+++ Entries shown

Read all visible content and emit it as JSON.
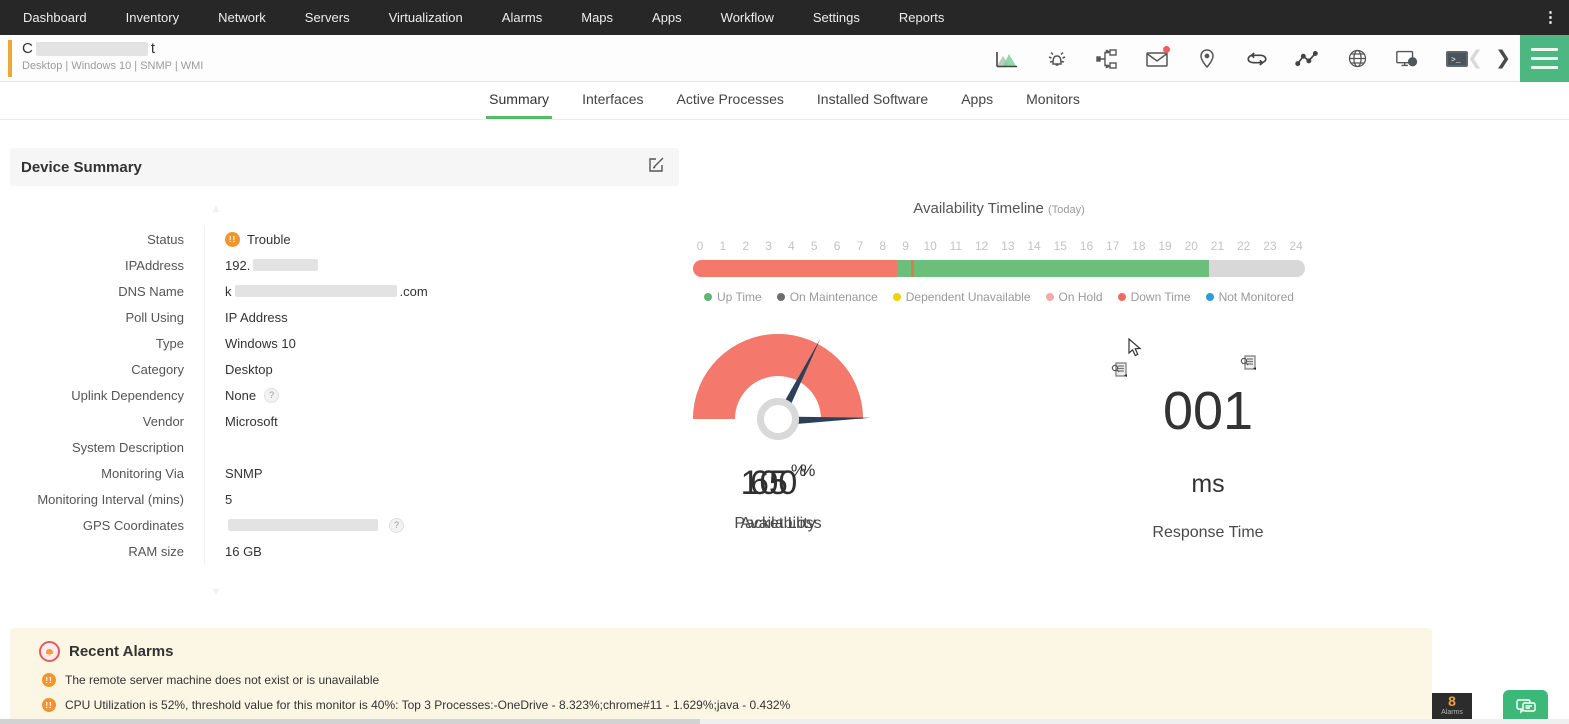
{
  "nav": {
    "items": [
      "Dashboard",
      "Inventory",
      "Network",
      "Servers",
      "Virtualization",
      "Alarms",
      "Maps",
      "Apps",
      "Workflow",
      "Settings",
      "Reports"
    ],
    "more_icon": "vertical-ellipsis"
  },
  "header": {
    "name_prefix": "C",
    "name_suffix": "t",
    "subtitle": "Desktop | Windows 10  | SNMP  | WMI",
    "toolbar_icons": [
      "performance-graph-icon",
      "alarm-bell-icon",
      "topology-icon",
      "mail-icon",
      "location-pin-icon",
      "dependency-loop-icon",
      "line-chart-icon",
      "globe-icon",
      "remote-session-icon",
      "terminal-icon"
    ],
    "accent_color": "#eda83c",
    "menu_color": "#4cb780"
  },
  "tabs": {
    "items": [
      {
        "label": "Summary",
        "cls": "active"
      },
      {
        "label": "Interfaces"
      },
      {
        "label": "Active Processes"
      },
      {
        "label": "Installed Software"
      },
      {
        "label": "Apps"
      },
      {
        "label": "Monitors"
      }
    ]
  },
  "device_summary": {
    "title": "Device Summary",
    "fields": [
      {
        "label": "Status",
        "value": "Trouble",
        "trouble": true
      },
      {
        "label": "IPAddress",
        "prefix": "192.",
        "redact": "65px"
      },
      {
        "label": "DNS Name",
        "prefix": "k",
        "redact": "162px",
        "suffix": ".com"
      },
      {
        "label": "Poll Using",
        "value": "IP Address"
      },
      {
        "label": "Type",
        "value": "Windows 10"
      },
      {
        "label": "Category",
        "value": "Desktop"
      },
      {
        "label": "Uplink Dependency",
        "value": "None",
        "help": true
      },
      {
        "label": "Vendor",
        "value": "Microsoft"
      },
      {
        "label": "System Description",
        "value": ""
      },
      {
        "label": "Monitoring Via",
        "value": "SNMP"
      },
      {
        "label": "Monitoring Interval (mins)",
        "value": "5"
      },
      {
        "label": "GPS Coordinates",
        "redact": "150px",
        "help": true
      },
      {
        "label": "RAM size",
        "value": "16 GB"
      }
    ]
  },
  "timeline": {
    "title": "Availability Timeline",
    "subtitle": "(Today)",
    "hours": [
      "0",
      "1",
      "2",
      "3",
      "4",
      "5",
      "6",
      "7",
      "8",
      "9",
      "10",
      "11",
      "12",
      "13",
      "14",
      "15",
      "16",
      "17",
      "18",
      "19",
      "20",
      "21",
      "22",
      "23",
      "24"
    ],
    "segments": [
      {
        "status": "Down Time",
        "width": "33.4%",
        "color": "#f4796c"
      },
      {
        "status": "Up Time",
        "width": "2.2%",
        "color": "#6cbf7a"
      },
      {
        "status": "Down Time",
        "width": "0.5%",
        "color": "#e07a50"
      },
      {
        "status": "Up Time",
        "width": "48.2%",
        "color": "#6cbf7a"
      },
      {
        "status": "Not Monitored",
        "width": "15.7%",
        "color": "#d8d8d8"
      }
    ],
    "legend": [
      {
        "label": "Up Time",
        "color": "#5cb870"
      },
      {
        "label": "On Maintenance",
        "color": "#6e6e6e"
      },
      {
        "label": "Dependent Unavailable",
        "color": "#f0d000"
      },
      {
        "label": "On Hold",
        "color": "#f6a9a9"
      },
      {
        "label": "Down Time",
        "color": "#ef6a5e"
      },
      {
        "label": "Not Monitored",
        "color": "#2d9cdb"
      }
    ]
  },
  "gauges": [
    {
      "value": "65",
      "unit": "%",
      "label": "Availability",
      "color": "#6abf77",
      "needle_deg": "27deg"
    },
    {
      "value": "100",
      "unit": "%",
      "label": "Packet Loss",
      "color": "#f4786b",
      "needle_deg": "88deg"
    }
  ],
  "response_time": {
    "value": "001",
    "unit": "ms",
    "label": "Response Time"
  },
  "recent_alarms": {
    "title": "Recent Alarms",
    "items": [
      {
        "text": "The remote server machine does not exist or is unavailable"
      },
      {
        "text": "CPU Utilization is 52%, threshold value for this monitor is 40%: Top 3 Processes:-OneDrive - 8.323%;chrome#11 - 1.629%;java - 0.432%"
      }
    ]
  },
  "alarm_badge": {
    "count": "8",
    "label": "Alarms"
  }
}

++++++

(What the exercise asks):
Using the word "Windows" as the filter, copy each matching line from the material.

(Answer to this task):
    "subtitle": "Desktop | Windows 10  | SNMP  | WMI",
        "value": "Windows 10"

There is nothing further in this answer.